** DATA EXCERPTS follows **

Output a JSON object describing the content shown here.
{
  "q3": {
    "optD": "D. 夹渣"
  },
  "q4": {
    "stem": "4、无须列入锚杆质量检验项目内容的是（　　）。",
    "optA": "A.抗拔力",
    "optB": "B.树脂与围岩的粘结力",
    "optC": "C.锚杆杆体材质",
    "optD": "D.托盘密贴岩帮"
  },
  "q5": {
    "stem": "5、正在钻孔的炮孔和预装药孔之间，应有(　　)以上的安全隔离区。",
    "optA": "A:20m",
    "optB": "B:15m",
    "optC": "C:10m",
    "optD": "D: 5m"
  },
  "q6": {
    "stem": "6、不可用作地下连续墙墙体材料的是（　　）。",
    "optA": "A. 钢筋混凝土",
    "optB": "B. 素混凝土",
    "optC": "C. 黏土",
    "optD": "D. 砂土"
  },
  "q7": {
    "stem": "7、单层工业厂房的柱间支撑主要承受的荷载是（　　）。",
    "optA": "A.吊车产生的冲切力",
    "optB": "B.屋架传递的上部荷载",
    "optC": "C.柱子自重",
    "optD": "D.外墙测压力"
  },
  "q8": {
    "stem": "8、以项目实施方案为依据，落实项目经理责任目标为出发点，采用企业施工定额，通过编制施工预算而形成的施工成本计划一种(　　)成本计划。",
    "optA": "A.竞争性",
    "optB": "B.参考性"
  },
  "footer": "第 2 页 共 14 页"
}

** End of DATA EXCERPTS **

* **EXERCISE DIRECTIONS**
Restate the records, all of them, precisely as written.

* **WRITTEN SOLUTION**
Output a JSON object describing the content shown here.
{
  "q3": {
    "optD": "D. 夹渣"
  },
  "q4": {
    "stem": "4、无须列入锚杆质量检验项目内容的是（　　）。",
    "optA": "A.抗拔力",
    "optB": "B.树脂与围岩的粘结力",
    "optC": "C.锚杆杆体材质",
    "optD": "D.托盘密贴岩帮"
  },
  "q5": {
    "stem": "5、正在钻孔的炮孔和预装药孔之间，应有(　　)以上的安全隔离区。",
    "optA": "A:20m",
    "optB": "B:15m",
    "optC": "C:10m",
    "optD": "D: 5m"
  },
  "q6": {
    "stem": "6、不可用作地下连续墙墙体材料的是（　　）。",
    "optA": "A. 钢筋混凝土",
    "optB": "B. 素混凝土",
    "optC": "C. 黏土",
    "optD": "D. 砂土"
  },
  "q7": {
    "stem": "7、单层工业厂房的柱间支撑主要承受的荷载是（　　）。",
    "optA": "A.吊车产生的冲切力",
    "optB": "B.屋架传递的上部荷载",
    "optC": "C.柱子自重",
    "optD": "D.外墙测压力"
  },
  "q8": {
    "stem": "8、以项目实施方案为依据，落实项目经理责任目标为出发点，采用企业施工定额，通过编制施工预算而形成的施工成本计划一种(　　)成本计划。",
    "optA": "A.竞争性",
    "optB": "B.参考性"
  },
  "footer": "第 2 页 共 14 页"
}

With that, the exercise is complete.